Start of Material to process
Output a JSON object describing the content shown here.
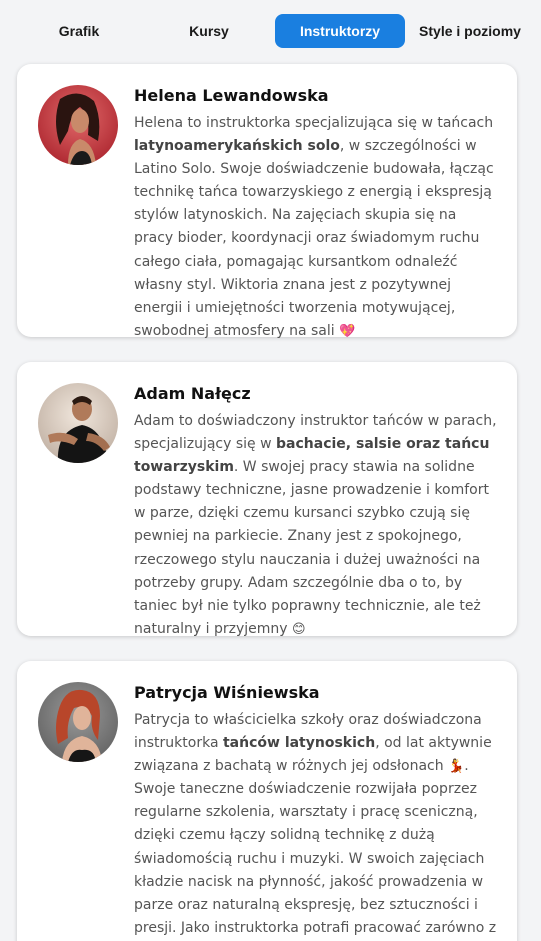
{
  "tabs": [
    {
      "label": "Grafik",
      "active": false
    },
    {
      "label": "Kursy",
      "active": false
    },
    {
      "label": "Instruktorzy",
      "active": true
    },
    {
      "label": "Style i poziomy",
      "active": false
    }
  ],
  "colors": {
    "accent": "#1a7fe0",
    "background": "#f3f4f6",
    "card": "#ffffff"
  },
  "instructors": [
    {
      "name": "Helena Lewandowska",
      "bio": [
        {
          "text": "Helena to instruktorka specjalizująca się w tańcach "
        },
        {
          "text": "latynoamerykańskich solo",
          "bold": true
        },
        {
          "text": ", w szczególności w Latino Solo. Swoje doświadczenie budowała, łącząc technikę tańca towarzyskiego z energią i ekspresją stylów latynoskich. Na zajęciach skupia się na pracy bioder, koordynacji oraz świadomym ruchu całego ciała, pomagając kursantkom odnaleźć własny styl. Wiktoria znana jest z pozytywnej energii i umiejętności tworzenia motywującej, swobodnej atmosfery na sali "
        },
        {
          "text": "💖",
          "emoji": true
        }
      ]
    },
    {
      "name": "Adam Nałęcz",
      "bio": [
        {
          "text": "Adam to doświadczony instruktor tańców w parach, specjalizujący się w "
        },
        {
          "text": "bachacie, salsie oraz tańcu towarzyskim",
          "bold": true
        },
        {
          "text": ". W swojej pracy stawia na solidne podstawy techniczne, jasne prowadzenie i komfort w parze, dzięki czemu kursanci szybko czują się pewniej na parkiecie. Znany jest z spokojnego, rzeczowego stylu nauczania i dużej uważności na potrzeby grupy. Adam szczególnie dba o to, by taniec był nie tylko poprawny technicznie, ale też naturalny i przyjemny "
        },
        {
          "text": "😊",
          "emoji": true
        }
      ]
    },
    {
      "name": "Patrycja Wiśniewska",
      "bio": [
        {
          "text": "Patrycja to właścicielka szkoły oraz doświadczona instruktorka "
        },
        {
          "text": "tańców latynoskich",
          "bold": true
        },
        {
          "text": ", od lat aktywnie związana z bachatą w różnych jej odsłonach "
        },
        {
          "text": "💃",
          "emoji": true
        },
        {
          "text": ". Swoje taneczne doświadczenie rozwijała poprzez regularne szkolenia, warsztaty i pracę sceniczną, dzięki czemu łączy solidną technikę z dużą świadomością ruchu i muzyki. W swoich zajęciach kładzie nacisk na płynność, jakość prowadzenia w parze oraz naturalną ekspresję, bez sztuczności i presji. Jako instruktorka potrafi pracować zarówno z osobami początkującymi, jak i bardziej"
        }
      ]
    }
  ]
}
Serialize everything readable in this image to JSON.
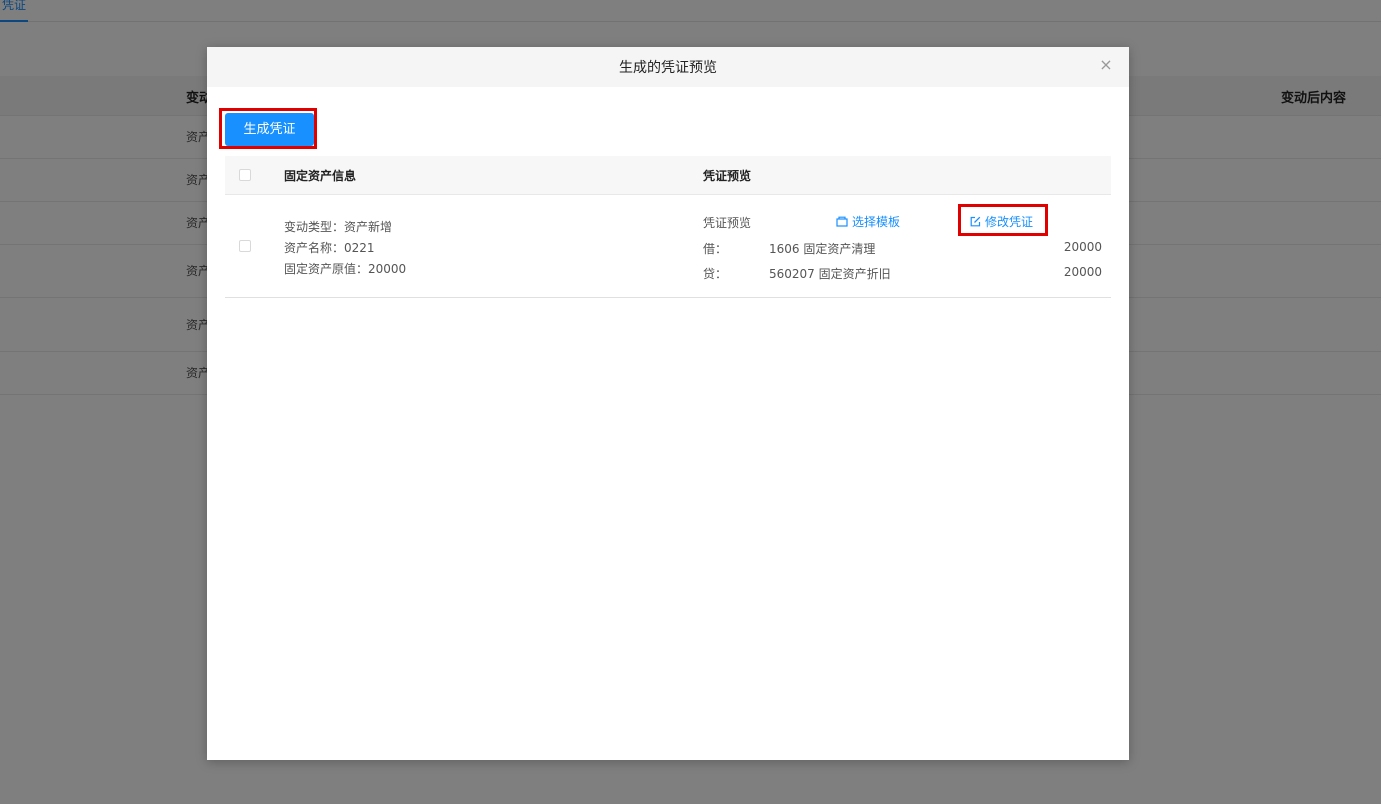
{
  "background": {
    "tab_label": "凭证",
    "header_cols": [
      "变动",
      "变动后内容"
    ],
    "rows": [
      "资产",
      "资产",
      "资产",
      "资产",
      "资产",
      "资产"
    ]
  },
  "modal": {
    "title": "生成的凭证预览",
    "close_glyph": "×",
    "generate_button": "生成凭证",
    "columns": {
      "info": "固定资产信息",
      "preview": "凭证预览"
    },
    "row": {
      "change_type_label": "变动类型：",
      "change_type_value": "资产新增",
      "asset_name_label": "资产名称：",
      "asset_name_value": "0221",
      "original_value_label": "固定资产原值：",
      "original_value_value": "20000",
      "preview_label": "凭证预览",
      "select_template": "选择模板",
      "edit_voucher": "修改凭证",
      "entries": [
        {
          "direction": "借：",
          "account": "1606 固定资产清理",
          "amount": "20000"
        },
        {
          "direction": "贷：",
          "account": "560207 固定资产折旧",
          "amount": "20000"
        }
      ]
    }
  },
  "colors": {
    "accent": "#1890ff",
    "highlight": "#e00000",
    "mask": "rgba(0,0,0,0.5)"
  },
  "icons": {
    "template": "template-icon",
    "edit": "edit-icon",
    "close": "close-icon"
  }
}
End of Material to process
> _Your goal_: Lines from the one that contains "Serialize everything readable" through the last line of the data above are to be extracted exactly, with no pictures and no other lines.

> _Answer to this problem_:
Serialize everything readable in this image to JSON.
{
  "background": {
    "tab_label": "凭证",
    "header_cols": [
      "变动",
      "变动后内容"
    ],
    "rows": [
      "资产",
      "资产",
      "资产",
      "资产",
      "资产",
      "资产"
    ]
  },
  "modal": {
    "title": "生成的凭证预览",
    "close_glyph": "×",
    "generate_button": "生成凭证",
    "columns": {
      "info": "固定资产信息",
      "preview": "凭证预览"
    },
    "row": {
      "change_type_label": "变动类型：",
      "change_type_value": "资产新增",
      "asset_name_label": "资产名称：",
      "asset_name_value": "0221",
      "original_value_label": "固定资产原值：",
      "original_value_value": "20000",
      "preview_label": "凭证预览",
      "select_template": "选择模板",
      "edit_voucher": "修改凭证",
      "entries": [
        {
          "direction": "借：",
          "account": "1606 固定资产清理",
          "amount": "20000"
        },
        {
          "direction": "贷：",
          "account": "560207 固定资产折旧",
          "amount": "20000"
        }
      ]
    }
  },
  "colors": {
    "accent": "#1890ff",
    "highlight": "#e00000",
    "mask": "rgba(0,0,0,0.5)"
  },
  "icons": {
    "template": "template-icon",
    "edit": "edit-icon",
    "close": "close-icon"
  }
}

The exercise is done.